You are using an outdated browser. Please upgrade your browser to improve your experience.

6 Years Later: Our Work in Haiti

...from this work, I am confident that my house will withstand any potential hazard.

Six years after a 7.0 magnitude earthquake struck Haiti, Austin Loremise still remembers the day. She was selling sandals in downtown Port-au-Prince and returned to her neighborhood, Campeche, to look for her children. Relieved to be reunited with them, her feelings quickly turned to grief. What remained of her house was cracked walls and whole sections of the roof in very poor condition. Loremise remembers, “It was impossible for us to live there. I was afraid for my life and for my children’s.”

Parents all around the world shared her pain. As devastating footage rolled across television screens, people donated generously to help families access lifesaving supplies and rebuild for a better future.
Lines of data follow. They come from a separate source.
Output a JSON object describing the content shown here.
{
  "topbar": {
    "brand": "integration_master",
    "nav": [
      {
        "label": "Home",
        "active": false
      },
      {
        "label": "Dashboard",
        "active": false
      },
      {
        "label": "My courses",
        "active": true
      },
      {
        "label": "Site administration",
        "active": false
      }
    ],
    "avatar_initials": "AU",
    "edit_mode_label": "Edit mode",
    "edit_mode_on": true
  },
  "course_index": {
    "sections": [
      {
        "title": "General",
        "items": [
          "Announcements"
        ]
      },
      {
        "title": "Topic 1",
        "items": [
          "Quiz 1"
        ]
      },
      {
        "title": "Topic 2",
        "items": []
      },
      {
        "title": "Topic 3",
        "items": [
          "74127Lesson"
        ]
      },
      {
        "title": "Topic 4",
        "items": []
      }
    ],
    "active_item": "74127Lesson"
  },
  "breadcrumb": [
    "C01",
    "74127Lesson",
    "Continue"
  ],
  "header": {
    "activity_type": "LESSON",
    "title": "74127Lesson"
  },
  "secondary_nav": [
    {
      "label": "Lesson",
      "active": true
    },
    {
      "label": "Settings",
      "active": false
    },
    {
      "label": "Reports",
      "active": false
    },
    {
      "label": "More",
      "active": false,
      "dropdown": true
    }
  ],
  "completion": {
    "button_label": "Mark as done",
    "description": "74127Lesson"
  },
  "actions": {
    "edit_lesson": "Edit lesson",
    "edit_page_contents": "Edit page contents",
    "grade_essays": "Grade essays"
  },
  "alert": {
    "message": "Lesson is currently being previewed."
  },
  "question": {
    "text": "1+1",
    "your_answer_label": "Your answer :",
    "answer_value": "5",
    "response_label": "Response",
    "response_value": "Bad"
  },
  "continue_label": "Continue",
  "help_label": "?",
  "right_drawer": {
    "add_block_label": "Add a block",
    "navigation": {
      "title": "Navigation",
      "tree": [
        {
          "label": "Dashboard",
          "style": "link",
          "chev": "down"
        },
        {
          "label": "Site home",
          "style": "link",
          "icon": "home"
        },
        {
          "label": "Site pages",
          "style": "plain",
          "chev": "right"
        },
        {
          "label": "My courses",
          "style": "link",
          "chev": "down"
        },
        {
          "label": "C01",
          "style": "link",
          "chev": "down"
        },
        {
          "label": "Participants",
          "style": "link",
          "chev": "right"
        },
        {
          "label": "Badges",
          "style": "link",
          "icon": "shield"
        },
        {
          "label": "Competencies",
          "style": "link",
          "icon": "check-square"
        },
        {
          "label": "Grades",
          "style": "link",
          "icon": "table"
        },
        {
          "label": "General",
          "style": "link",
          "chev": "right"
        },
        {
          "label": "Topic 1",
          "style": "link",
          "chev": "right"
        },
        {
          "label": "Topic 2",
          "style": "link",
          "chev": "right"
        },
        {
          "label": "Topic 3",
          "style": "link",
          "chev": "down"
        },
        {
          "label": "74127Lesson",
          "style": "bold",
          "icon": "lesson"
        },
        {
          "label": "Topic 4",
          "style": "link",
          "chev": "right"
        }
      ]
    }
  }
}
About 4% of the money donated for Haiti earthquake relief and recovery—$488 million—went to the American Red Cross.

Click here to see how the donations have been allocated within Haiti >>

In the quake’s immediate aftermath, generous donations to the Red Cross provided tarps for more than 860,000 people; tents, blankets, and medical care for families in need; access to clean water & sanitation facilities; and so much more (see this 1 year report for details). Nearly one-third of donations made to the American Red Cross were spent in the first six months alone—helping keep people like Loremise and her family alive under trying circumstances.

Loremise and her children used tarps and sheets to forge a shelter in the quake’s aftermath. "My three children, two boys and a girl, and two other people lived uncomfortably in this makeshift shelter for nearly six months." But when heavy rains arrived, she and her children moved back into their damaged house, despite their fear.

As time marched forward, it was clear that Loremise and her neighbors needed more than lifesaving aid. They needed solutions to their damaged homes, weakened medical infrastructure, and dangerous neighborhood infrastructure. So the Red Cross provided funds for essential needs and services in Haiti, such as home repair, hospital construction, a wastewater treatment plant, cholera prevention, roads, and small business support.

And thanks to donations to the American Red Cross, Loremise and her children’s home in Campeche has been repaired and expanded, like thousands of others across Port-au-Prince.

Click here for a full breakdown of American Red Cross’s housing numbers in Haiti >>

“With this new home, my whole life has been transformed. I would not be able to rebuild this beautiful house without the support and assistance of the American Red Cross,” exclaims Loremise.

Many of Loremise’s neighbors are benefiting from safe and improved housing, as well. In Campeche and its seven surrounding neighborhoods, the American Red Cross has helped to repair homes, increase rental stock, provide subsidies to renters, and even train masons and foremen on how to build houses that can sustain future earthquakes and other natural disasters like hurricanes. The importance of the latter isn’t lost on Loremise, who remarks, “God protect us, I don’t hope for another disaster. But from this work, I am confident that my house will withstand any potential hazard.”

As part of American Red Cross’s LAMIKA project (LAMIKA is an acronym that means “A better life in my neighborhood” in Creole), people in Campeche and its seven surrounding neighborhoods have seen improvements far beyond housing. In addition to shelter, the Red Cross is helping residents to rebuild a place that’s safer, healthier, and more resilient through investments in school and clinic rehabilitation, water and sanitation infrastructure, solar streetlights, newly-repaired schools, walkways, retaining walls to prevent flooding, water points, job training and small business development. These are the things that community members themselves identified as priorities. And thanks to people opening their hearts and wallets in the earthquake’s aftermath, these things are now a reality.

Resident Sara Pierre appreciates this holistic approach to recovery, stating, “Many of our needs were taken into account. In addition to houses rebuilt, retrofitted and reinforced, concrete corridors and paved roads replaced the slippery and impassable trails in rainy weather. Streetlights shed light to darkness. Croix Desprez road, for example, greatly facilitates our daily life. Our whole neighborhood has changed. The image of the entire community is being rebuilt.”

The Haiti earthquake left 1.5 million people homeless. In the past six years, the American Red Cross has helped more than 135,000 through improved housing and neighborhood recovery—on top the more than 860,000 people we provided with emergency shelter immediately after the earthquake. For a detailed breakdown of how the American Red Cross spent or committed $173 million on shelter in Haiti, and how many households and people were helped visit: